And with that, the art of “no makeup-makeup” comes into play. “It’s a skill, really. It’s a craft, It takes more work to make a model look like they have flawless skin, naturally. A model’s skin is often in terrible condition, as they are constantly being worked on. The skin is rather traumatized,” Philips sympathized. He preps the models by cleaning their faces with spring water (note to all models: any exfoliating should be done the night before!), and, depending on the look he wants to achieve, he sometimes uses face oil instead of lotion or cream, along with a toner. For this show “the idea is to achieve an earthy look, but I used creams to keep glow because you don’t want to make the makeup look too theatrical,” explained Philips.
Philips achieves that perfect, raw, fresh-faced, and-sun-kissed look without having the girl look tan, but rather flushed-looking, naturally. There’s definitely volume and texture, no matter how subtle it may appear. “I placed the blush below the cheek downward, as if the girl is flushed from running, to mimic that natural glow, which was the main feature on today’s makeup,” he said.
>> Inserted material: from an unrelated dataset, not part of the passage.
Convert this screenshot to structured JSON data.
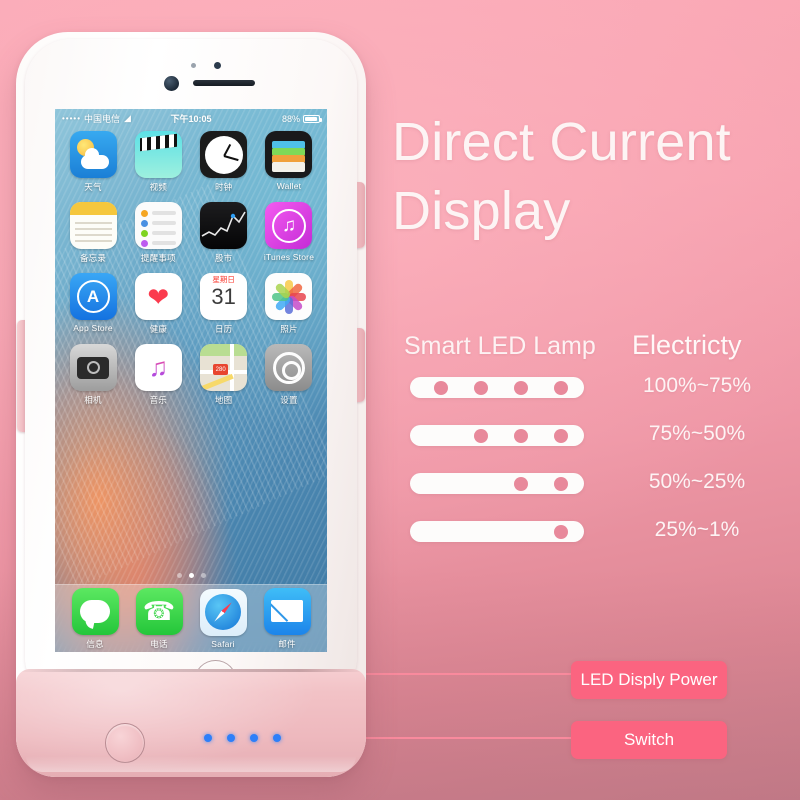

He didn’t use a traditional blush, but a lipstick, to be exact—a bright brick shade Dior Rouge #642 Ready.
“It’s a very old-fashion way of applying makeup. You know, lipstick isn’t just for lips,” shared Philips. Because, after all, this show is supposed to represent those unconfined, free women for which rules don’t apply. And the eyebrows were tweaked using Diorshow Brow Styler. “They were filled in a bit and brushed up, like O’Keefe’s, perhaps, versus a Hollywood starlet's brows.”
Marking this Cruise Collection as the fourth collaboration with Chiuri, Philips gets previews on all the collections weeks in advance, so that he has time to pull the essentials that he may need to provide a variety of makeup looks for the designer to choose from. “Except for this one, I actually gave her one look and she loved it,” Philips explained. “Because now the trust is there.”
After talking to this makeup maestro for a while, it struck me how incredibly humble Philips has remained. He’s not a diva, nor is he interested in becoming one, even though his career track record states otherwise. He’s an artist, a true makeup architect who is simply excited about creating a look, either in Technicolor rainbow or by having to translate the no-makeup-makeup look. “To underline Maria’s vision, it’s not about makeup statements, but it’s about creating a girl that best presents her vision. And I work with my team to support that vision, because it’s really about what the designer would like to say, and, sometimes, they don’t see any makeup with their collection, and that’s O.K.,” Philips said.
From the high-desert earth of Malibu, it’s the perfect stage indeed, not just for Chiuri but also for Philips himself—bringing about his high-couture experience always back down to earth. Embracing humility certainly sets the tone.